Molzan’s work explores the range of possibilities within painting’s inherent limitations addressing the fundamental structures of the medium. In some works, Molzan unravels and reassembles canvas to mimic quotidian objects such as string, cans, and tassels. These objects function as structural and symbolic elements – the muted gray canvas cans are tied to the stretcher like cans trailing from the fender of a wedding car and reference iconic moments in American art such as the Campbell’s soup cans, Jasper Johns’ Ballantine Beer cans, or could be read as a visual pun on the Ashcan School. In another painting, canvas ruched over a stretcher frame evokes the pushed up sleeve of a black leather jacket (à la Marlon Brando), the iconic and clichéd uniform shared by various transgressive and mythologized American subcultures. A group of Barnett Newmanesque “zip” stick panels are adorned with jutting eyes and lips conjuring images of Ziegfeld Follies chorus lines, cigarettes, piano keys, and totem poles – a Cole Porter song as painted wall score.

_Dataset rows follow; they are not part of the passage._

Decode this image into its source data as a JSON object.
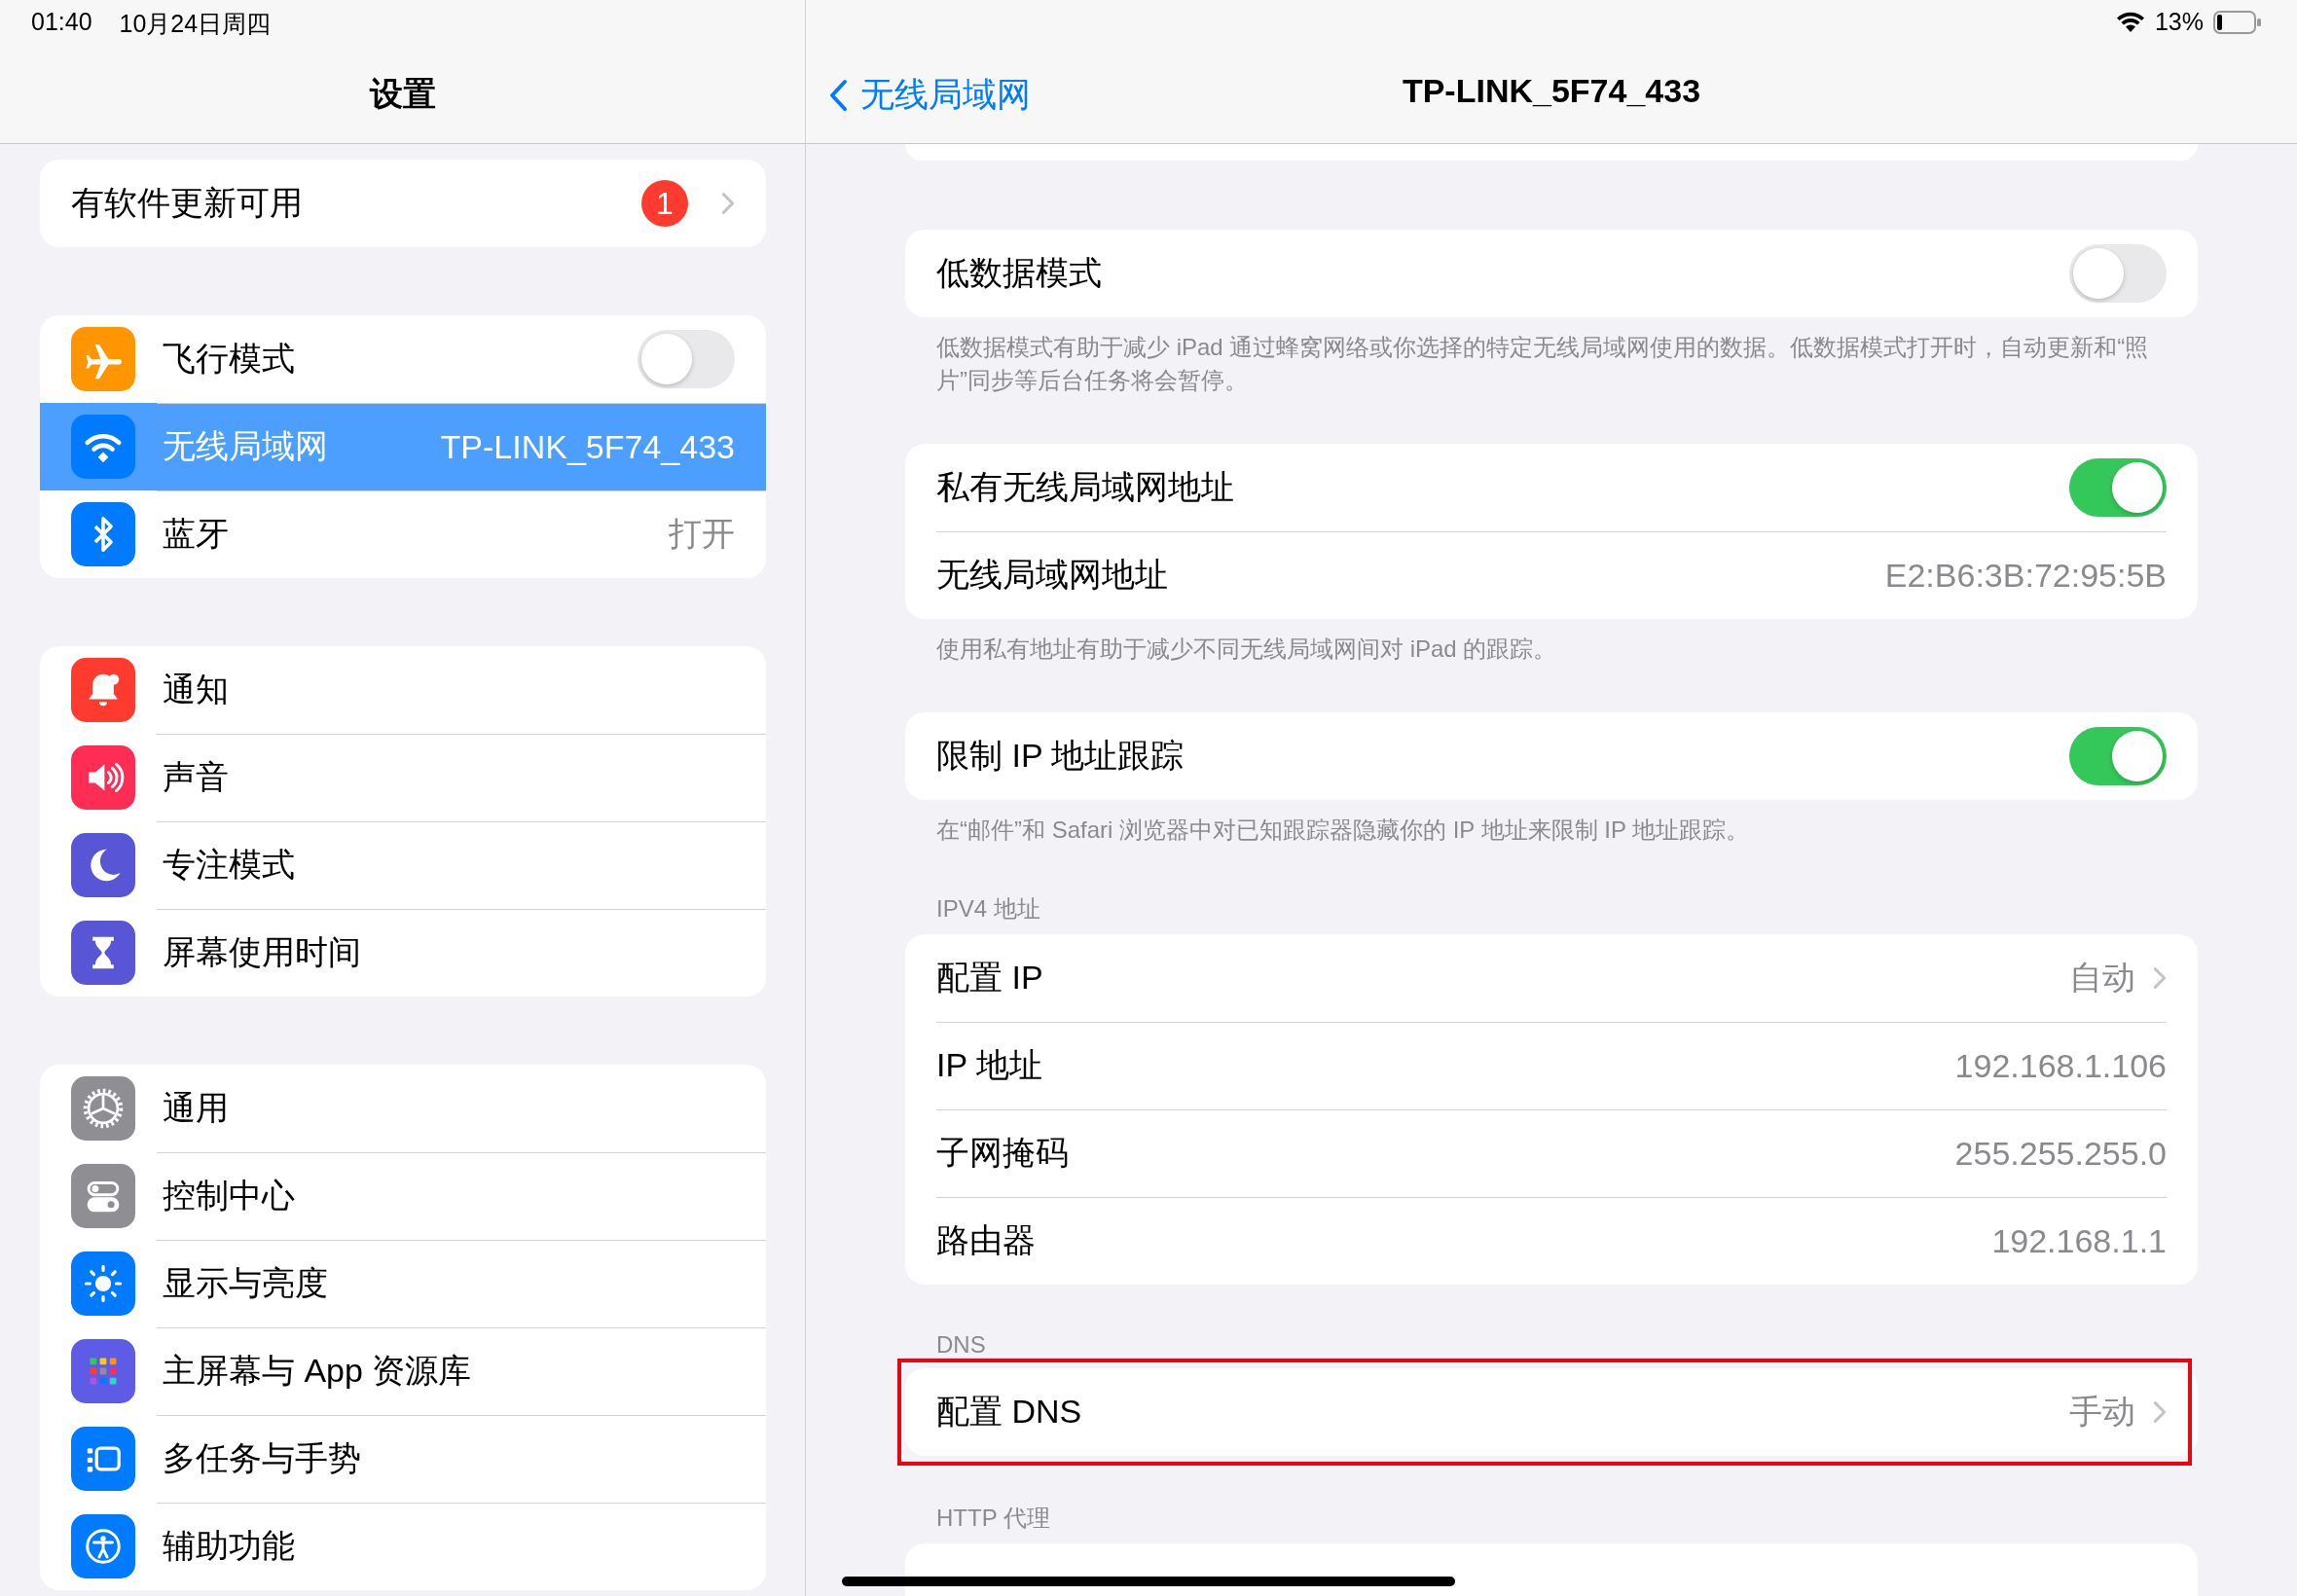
{
  "status_bar": {
    "time": "01:40",
    "date": "10月24日周四",
    "battery": "13%"
  },
  "sidebar": {
    "title": "设置",
    "groups": [
      {
        "items": [
          {
            "kind": "update",
            "label": "有软件更新可用",
            "badge": "1",
            "selected": false
          }
        ]
      },
      {
        "items": [
          {
            "kind": "toggle",
            "color": "#ff9500",
            "label": "飞行模式",
            "on": false,
            "selected": false
          },
          {
            "kind": "value",
            "color": "#007aff",
            "label": "无线局域网",
            "value": "TP-LINK_5F74_433",
            "selected": true
          },
          {
            "kind": "value",
            "color": "#007aff",
            "label": "蓝牙",
            "value": "打开",
            "selected": false
          }
        ]
      },
      {
        "items": [
          {
            "kind": "nav",
            "color": "#ff3b30",
            "label": "通知",
            "selected": false
          },
          {
            "kind": "nav",
            "color": "#ff2d55",
            "label": "声音",
            "selected": false
          },
          {
            "kind": "nav",
            "color": "#5856d6",
            "label": "专注模式",
            "selected": false
          },
          {
            "kind": "nav",
            "color": "#5856d6",
            "label": "屏幕使用时间",
            "selected": false
          }
        ]
      },
      {
        "items": [
          {
            "kind": "nav",
            "color": "#8e8e93",
            "label": "通用",
            "selected": false
          },
          {
            "kind": "nav",
            "color": "#8e8e93",
            "label": "控制中心",
            "selected": false
          },
          {
            "kind": "nav",
            "color": "#007aff",
            "label": "显示与亮度",
            "selected": false
          },
          {
            "kind": "nav",
            "color": "#5e5ce6",
            "label": "主屏幕与 App 资源库",
            "selected": false
          },
          {
            "kind": "nav",
            "color": "#007aff",
            "label": "多任务与手势",
            "selected": false
          },
          {
            "kind": "nav",
            "color": "#007aff",
            "label": "辅助功能",
            "selected": false
          }
        ]
      }
    ]
  },
  "detail": {
    "back": "无线局域网",
    "title": "TP-LINK_5F74_433",
    "sections": [
      {
        "highlighted": false,
        "rows": [
          {
            "kind": "toggle",
            "label": "低数据模式",
            "on": false
          }
        ],
        "footer": "低数据模式有助于减少 iPad 通过蜂窝网络或你选择的特定无线局域网使用的数据。低数据模式打开时，自动更新和“照片”同步等后台任务将会暂停。"
      },
      {
        "highlighted": false,
        "rows": [
          {
            "kind": "toggle",
            "label": "私有无线局域网地址",
            "on": true
          },
          {
            "kind": "value",
            "label": "无线局域网地址",
            "value": "E2:B6:3B:72:95:5B"
          }
        ],
        "footer": "使用私有地址有助于减少不同无线局域网间对 iPad 的跟踪。"
      },
      {
        "highlighted": false,
        "rows": [
          {
            "kind": "toggle",
            "label": "限制 IP 地址跟踪",
            "on": true
          }
        ],
        "footer": "在“邮件”和 Safari 浏览器中对已知跟踪器隐藏你的 IP 地址来限制 IP 地址跟踪。"
      },
      {
        "highlighted": false,
        "header": "IPV4 地址",
        "rows": [
          {
            "kind": "nav",
            "label": "配置 IP",
            "value": "自动"
          },
          {
            "kind": "value",
            "label": "IP 地址",
            "value": "192.168.1.106"
          },
          {
            "kind": "value",
            "label": "子网掩码",
            "value": "255.255.255.0"
          },
          {
            "kind": "value",
            "label": "路由器",
            "value": "192.168.1.1"
          }
        ]
      },
      {
        "highlighted": true,
        "header": "DNS",
        "rows": [
          {
            "kind": "nav",
            "label": "配置 DNS",
            "value": "手动"
          }
        ]
      },
      {
        "highlighted": false,
        "header": "HTTP 代理"
      }
    ]
  }
}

Molzan’s practice engages both a range of possibilities in the physical rearrangement of the canvas and a more painterly interest in the revisiting of popular historical styles and motifs. A group of large double panel works engage various modes of painting popular in the decades of the artist’s childhood, taken from Monet blockbuster shows to 1980s geometric abstraction by way of Japanese import, to a piece resembling two abstracted De Kooningesque eyes that are, in fact, a take on the flat-footed flaneur view in Edward Hopper’s works like “Nighthawks” and “New York Movie.” The two vertical panels of the latter painting create a binocular vision as they pair flush together to form a larger horizontal picture. All of the double panel works treats the internal edge as a compositional necessity. In one, a painted form crosses the inside border so slightly that it seems to have overstepped its physical bounds - in another work, a fanning right angle is placed so that the apex rests at the seam like an arrow pointing to the break, upsetting the illusion of the overall painting as a window and bringing the experience back to object awareness.

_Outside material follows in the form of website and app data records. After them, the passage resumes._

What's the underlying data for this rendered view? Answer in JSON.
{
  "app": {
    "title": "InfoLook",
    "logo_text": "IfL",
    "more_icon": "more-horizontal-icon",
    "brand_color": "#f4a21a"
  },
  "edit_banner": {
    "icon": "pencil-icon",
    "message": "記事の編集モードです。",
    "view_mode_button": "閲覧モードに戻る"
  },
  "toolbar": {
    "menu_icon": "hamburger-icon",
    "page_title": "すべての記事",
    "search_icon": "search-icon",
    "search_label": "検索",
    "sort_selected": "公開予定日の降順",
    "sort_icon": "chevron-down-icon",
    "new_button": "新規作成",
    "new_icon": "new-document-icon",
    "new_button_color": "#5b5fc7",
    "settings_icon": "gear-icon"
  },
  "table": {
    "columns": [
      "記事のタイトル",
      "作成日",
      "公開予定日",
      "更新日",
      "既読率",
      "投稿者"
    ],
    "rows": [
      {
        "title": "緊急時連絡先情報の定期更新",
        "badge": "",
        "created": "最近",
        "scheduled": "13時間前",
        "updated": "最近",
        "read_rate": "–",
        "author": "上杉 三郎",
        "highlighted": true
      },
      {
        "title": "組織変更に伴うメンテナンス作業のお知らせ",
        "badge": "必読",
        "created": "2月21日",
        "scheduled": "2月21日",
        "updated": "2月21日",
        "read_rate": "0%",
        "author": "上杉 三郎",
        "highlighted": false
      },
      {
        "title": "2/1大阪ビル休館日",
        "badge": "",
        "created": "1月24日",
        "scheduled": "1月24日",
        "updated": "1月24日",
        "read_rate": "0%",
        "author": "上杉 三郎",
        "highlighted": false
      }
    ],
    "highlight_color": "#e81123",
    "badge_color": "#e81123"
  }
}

The exhibition title refers to the once ubiquitous name Jennifer, and the American practice of hybridizing names like LaShonda, LaRonda, etc. - a cultural phenomenon that takes a partially borrowed import and transforms it into a distinctive export. The name Jennifer no longer figures in the top 100 where it once ruled for over a decade, marking a significant generational shift. Its potent memory as a once dominant cultural marker now out of fashion is one of the many American trends that shaped the artist’s awareness of cultural identity as a young person. Molzan’s use of diverse references comments on the cyclical nature of trends, good and bad taste, and vernacular language that allows past emblems of a zeitgeist to remain part of living history.

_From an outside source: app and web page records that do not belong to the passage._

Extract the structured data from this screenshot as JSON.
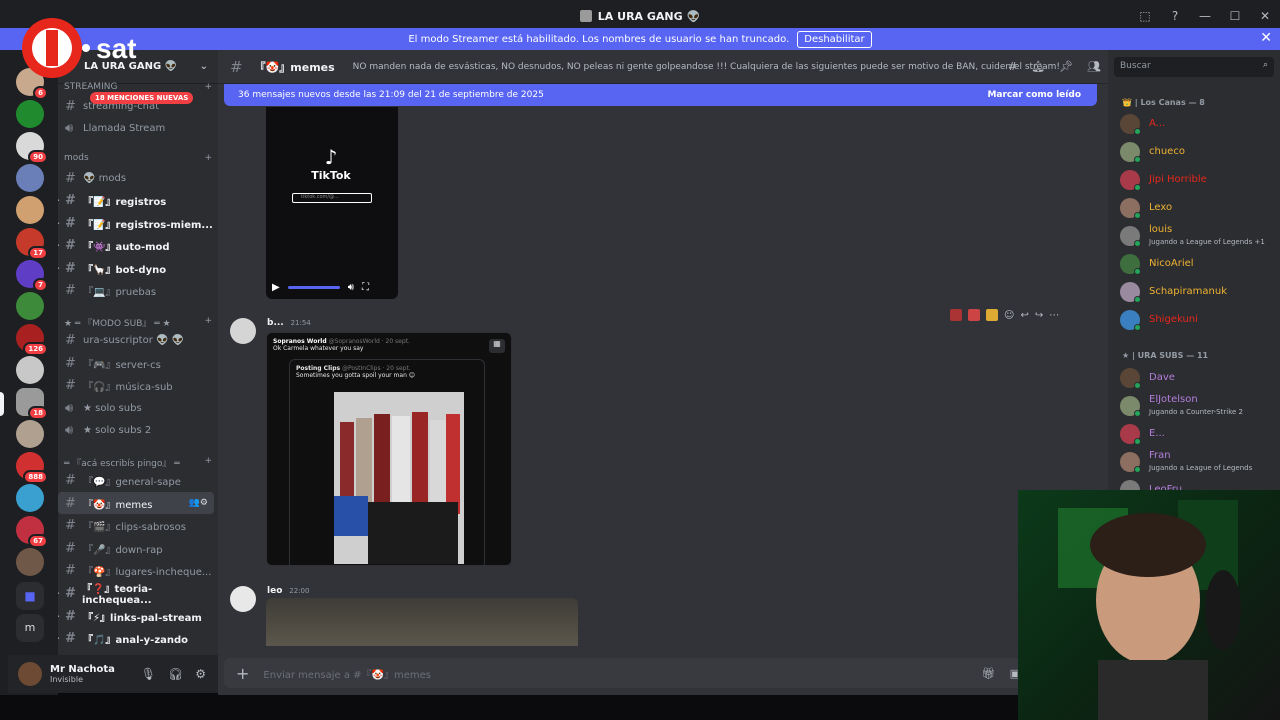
{
  "window": {
    "title": "LA URA GANG 👽",
    "controls": [
      "⬚",
      "?",
      "—",
      "☐",
      "✕"
    ]
  },
  "streamer_banner": {
    "text": "El modo Streamer está habilitado. Los nombres de usuario se han truncado.",
    "button": "Deshabilitar",
    "close": "✕"
  },
  "logo": {
    "text": "I.sat",
    "accent": "#e8271c"
  },
  "server_rail": {
    "badges": [
      "6",
      "90",
      "17",
      "7",
      "126",
      "18",
      "888",
      "67"
    ],
    "dm_label": "m"
  },
  "server": {
    "name": "LA URA GANG 👽",
    "mentions_pill": "18 MENCIONES NUEVAS"
  },
  "categories": {
    "streaming": "STREAMING",
    "mods": "mods",
    "modo_sub": "★ ═ 『MODO SUB』 ═ ★",
    "aca": "═ 『acá escribís pingo』 ═"
  },
  "channels": {
    "streaming_chat": "streaming-chat",
    "llamada_stream": "Llamada Stream",
    "mods": "👽 mods",
    "registros": "『📝』registros",
    "registros_miem": "『📝』registros-miem...",
    "auto_mod": "『👾』auto-mod",
    "bot_dyno": "『🦙』bot-dyno",
    "pruebas": "『💻』pruebas",
    "ura_suscriptor": "ura-suscriptor 👽 👽",
    "server_cs": "『🎮』server-cs",
    "musica_sub": "『🎧』música-sub",
    "solo_subs": "★ solo subs",
    "solo_subs_2": "★ solo subs 2",
    "general_sape": "『💬』general-sape",
    "memes": "『🤡』memes",
    "clips_sabrosos": "『🎬』clips-sabrosos",
    "down_rap": "『🎤』down-rap",
    "lugares": "『🍄』lugares-incheque...",
    "teoria": "『❓』teoria-inchequea...",
    "links": "『⚡』links-pal-stream",
    "anal": "『🎵』anal-y-zando"
  },
  "user": {
    "name": "Mr Nachota",
    "status": "Invisible"
  },
  "channel_header": {
    "name": "『🤡』memes",
    "topic": "NO manden nada de esvásticas, NO desnudos, NO peleas ni gente golpeandose !!! Cualquiera de las siguientes puede ser motivo de BAN, cuiden el stream!"
  },
  "new_messages": {
    "text": "36 mensajes nuevos desde las 21:09 del 21 de septiembre de 2025",
    "action": "Marcar como leído"
  },
  "video_embed": {
    "brand": "TikTok",
    "url_bar": "tiktok.com/@..."
  },
  "messages": [
    {
      "author": "b...",
      "time": "21:54"
    },
    {
      "author": "leo",
      "time": "22:00"
    }
  ],
  "tweet": {
    "outer_author": "Sopranos World",
    "outer_handle": "@SopranosWorld · 20 sept.",
    "outer_text": "Ok Carmela whatever you say",
    "inner_author": "Posting Clips",
    "inner_handle": "@PostInClips · 20 sept.",
    "inner_text": "Sometimes you gotta spoil your man 😊"
  },
  "composer": {
    "placeholder": "Enviar mensaje a #『🤡』memes"
  },
  "members": {
    "search_placeholder": "Buscar",
    "group1": "👑 | Los Canas — 8",
    "group2": "★ | URA SUBS — 11",
    "list1": [
      {
        "name": "A...",
        "color": "#e8271c",
        "activity": ""
      },
      {
        "name": "chueco",
        "color": "#f0b232",
        "activity": ""
      },
      {
        "name": "Jipi Horrible",
        "color": "#e8271c",
        "activity": ""
      },
      {
        "name": "Lexo",
        "color": "#f0b232",
        "activity": ""
      },
      {
        "name": "louis",
        "color": "#f0b232",
        "activity": "Jugando a League of Legends +1"
      },
      {
        "name": "NicoAriel",
        "color": "#f0b232",
        "activity": ""
      },
      {
        "name": "Schapiramanuk",
        "color": "#f0b232",
        "activity": ""
      },
      {
        "name": "Shigekuni",
        "color": "#e8271c",
        "activity": ""
      }
    ],
    "list2": [
      {
        "name": "Dave",
        "color": "#b57edc",
        "activity": ""
      },
      {
        "name": "ElJotelson",
        "color": "#b57edc",
        "activity": "Jugando a Counter-Strike 2"
      },
      {
        "name": "E...",
        "color": "#b57edc",
        "activity": ""
      },
      {
        "name": "Fran",
        "color": "#b57edc",
        "activity": "Jugando a League of Legends"
      },
      {
        "name": "LeoFru",
        "color": "#b57edc",
        "activity": ""
      }
    ]
  },
  "colors": {
    "blurple": "#5865f2",
    "red": "#f23f43",
    "online": "#23a55a"
  }
}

Dianna Molzan lives and works in Los Angeles. Solo exhibitions have organized by the ICA in Boston and the Whitney Museum of American Art in New York. Molzan’s work was included in “Painter Painter” at the Walker Art Center in Minneapolis and "All of this and nothing" at the Hammer Museum in Los Angeles.